Leyzaola came to the embattled city in early March after being appointed by Mayor Hector "Teto" Murguia Lardizabal. The move was widely seen as a message to the public that the administration would be tough on crime.

What Leyzaola found was that he inherited a police department with low morale and high corruption.

"Inside the police I found details of many personnel who either voluntarily or involuntarily participated in activities to protect the criminals," he said. "Some of them did act directly in their actions."

As a result, Leyzaola has fired 160 police officers in three months but admitted it remains a "long and slow process" to rid the department of bad apples.

"First you need to clean house before you clean the city," he said.

In March 2008, more than 8,000 soldiers arrived in Juarez to initiate the Joint Operation Chihuahua, the federal government's strategic plan submitted by Mexican President Felipe Calderon. As its name implies, the joint initiative intended to coordinate all government bodies, including the municipal, state and federal police. But Leyzaola said there are challenges, acknowledging a rift between the local and federal police.

He said his plan always involves working with federal agents, including approximately 2,000 federal police who have patrolled the border since 2009. But he admits the strategy is flawed.

Coordination between the municipal police and federal police "doesn't exist," he said. "There is no coordination. They do their work on their side, and we do it on ours."

While in Tijuana, Leyzaola earned a reputation for going on the offensive against the cartels.

"We hope he can do the same here in Juarez," a Juarez police spokesman said when the new chief was sworn in.

But in Tijuana, Leyzaola's success was stained with accusations of human rights abuse, particularly torture during interrogations by his police force.

In Juarez, Leyzaola is already facing allegations of abuse from Human Rights Watch.

The group asked him to respond to accusations that police under his command in the so-called Delta Group were involved in the disappearance of four young men in Juarez in late March.

Leyzaola denies that he has broken any laws.

"You cannot combat crime with another crime," he said.
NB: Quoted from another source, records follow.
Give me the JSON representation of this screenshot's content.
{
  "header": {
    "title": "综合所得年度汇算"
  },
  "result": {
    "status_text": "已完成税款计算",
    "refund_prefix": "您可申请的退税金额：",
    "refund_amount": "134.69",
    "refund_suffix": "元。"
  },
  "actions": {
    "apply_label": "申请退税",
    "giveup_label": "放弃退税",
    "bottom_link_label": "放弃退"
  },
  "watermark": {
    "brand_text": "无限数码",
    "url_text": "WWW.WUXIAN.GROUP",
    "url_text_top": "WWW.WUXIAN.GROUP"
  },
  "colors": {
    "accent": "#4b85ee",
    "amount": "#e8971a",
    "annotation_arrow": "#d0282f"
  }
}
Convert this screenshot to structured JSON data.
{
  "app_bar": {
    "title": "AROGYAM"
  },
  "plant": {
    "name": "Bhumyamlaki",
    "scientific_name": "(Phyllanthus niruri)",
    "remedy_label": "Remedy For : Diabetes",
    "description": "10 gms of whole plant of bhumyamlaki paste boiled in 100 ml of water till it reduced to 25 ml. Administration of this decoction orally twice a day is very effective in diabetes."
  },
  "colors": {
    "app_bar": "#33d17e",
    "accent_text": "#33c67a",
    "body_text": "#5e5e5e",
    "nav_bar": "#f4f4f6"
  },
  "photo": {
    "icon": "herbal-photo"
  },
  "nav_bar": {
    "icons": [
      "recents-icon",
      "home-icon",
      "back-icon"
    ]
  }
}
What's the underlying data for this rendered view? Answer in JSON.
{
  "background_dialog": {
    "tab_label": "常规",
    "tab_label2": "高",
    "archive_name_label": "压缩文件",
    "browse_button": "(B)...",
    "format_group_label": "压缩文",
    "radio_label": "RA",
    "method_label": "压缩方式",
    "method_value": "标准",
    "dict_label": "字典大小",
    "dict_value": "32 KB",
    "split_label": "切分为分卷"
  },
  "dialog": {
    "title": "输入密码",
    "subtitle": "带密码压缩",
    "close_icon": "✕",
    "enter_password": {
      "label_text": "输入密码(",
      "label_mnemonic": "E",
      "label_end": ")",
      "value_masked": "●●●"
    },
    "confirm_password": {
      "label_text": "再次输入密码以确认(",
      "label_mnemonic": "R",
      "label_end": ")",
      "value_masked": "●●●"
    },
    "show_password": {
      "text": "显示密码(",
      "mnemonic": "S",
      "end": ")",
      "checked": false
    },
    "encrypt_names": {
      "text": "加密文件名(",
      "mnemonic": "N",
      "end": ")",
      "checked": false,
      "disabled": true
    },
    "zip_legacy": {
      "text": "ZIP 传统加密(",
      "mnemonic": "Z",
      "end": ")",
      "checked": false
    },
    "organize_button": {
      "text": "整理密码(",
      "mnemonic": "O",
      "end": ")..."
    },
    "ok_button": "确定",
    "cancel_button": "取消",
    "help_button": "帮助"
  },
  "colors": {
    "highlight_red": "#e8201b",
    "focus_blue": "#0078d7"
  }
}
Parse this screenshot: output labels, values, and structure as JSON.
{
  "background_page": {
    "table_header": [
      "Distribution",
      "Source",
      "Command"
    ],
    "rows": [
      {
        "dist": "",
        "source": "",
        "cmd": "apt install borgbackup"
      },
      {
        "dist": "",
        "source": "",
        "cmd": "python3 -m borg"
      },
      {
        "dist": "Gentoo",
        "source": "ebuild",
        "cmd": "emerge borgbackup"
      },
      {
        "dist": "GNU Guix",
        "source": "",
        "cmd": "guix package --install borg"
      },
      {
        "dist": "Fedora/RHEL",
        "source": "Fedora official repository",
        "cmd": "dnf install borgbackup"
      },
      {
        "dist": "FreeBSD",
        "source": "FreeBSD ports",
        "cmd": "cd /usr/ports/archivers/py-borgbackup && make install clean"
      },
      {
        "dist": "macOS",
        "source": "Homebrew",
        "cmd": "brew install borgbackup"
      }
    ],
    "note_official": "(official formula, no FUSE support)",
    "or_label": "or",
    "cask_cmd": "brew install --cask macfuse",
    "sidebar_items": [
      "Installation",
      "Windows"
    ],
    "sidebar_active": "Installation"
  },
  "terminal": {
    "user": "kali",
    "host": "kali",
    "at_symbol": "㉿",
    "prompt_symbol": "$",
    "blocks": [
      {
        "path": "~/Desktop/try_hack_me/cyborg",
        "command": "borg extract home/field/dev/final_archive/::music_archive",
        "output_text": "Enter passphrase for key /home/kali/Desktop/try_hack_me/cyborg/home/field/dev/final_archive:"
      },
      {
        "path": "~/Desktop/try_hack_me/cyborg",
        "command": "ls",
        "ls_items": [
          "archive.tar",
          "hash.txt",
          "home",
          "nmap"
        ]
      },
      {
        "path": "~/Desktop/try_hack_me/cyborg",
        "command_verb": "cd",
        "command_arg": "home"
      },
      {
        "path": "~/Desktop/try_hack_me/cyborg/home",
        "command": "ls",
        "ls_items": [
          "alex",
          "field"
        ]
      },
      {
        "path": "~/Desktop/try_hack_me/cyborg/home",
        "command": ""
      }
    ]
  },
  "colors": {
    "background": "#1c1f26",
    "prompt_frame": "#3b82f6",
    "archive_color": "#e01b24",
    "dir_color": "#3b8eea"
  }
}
Regarding some of the complaints about his office, he said, "People aren't used to applying the law."

Despite his attempt at a lower profile in Juarez, Leyzaola has received several public death threats since he took office. At one point, the mayor asked the local media to not publicize the threats so as not to embolden those making them.

In 2009, a similar thing occurred to Leyzaola when a drug gang in Tijuana declared war on him, threatening to kill five police officers per week until he stepped down. Leyzaola, a former colonel general in the Mexican Army, did not. Months later, Teodoro "El Teo" Garcia Simental, a leader of the gang that declared war, was captured by Mexican officials with Leyzaola's help.

During a recent trip to Juarez, Calderon claimed that crime in Juarez had fallen 60%, a figure that critics assailed as misleading and political.

Asked if the government in Juarez is winning the war against drug trafficking, Leyzaola preferred to remain silent. But he warned that to achieve a significant result against the cartels, it is necessary attack both the "head" and "body "of the criminal groups.

"We are going to advance and recover parts of the city," he said. "Criminals are subject to the authority, or they will be confronted."

In the end, Leyzaola firmly believes that for Juarez to begin its recuperation, the city's social decomposition must be addressed.

The people's trust in authorities, the economy and opportunities for youth all play a role in his view.

CNN's Mariano Castillo contributed to this report.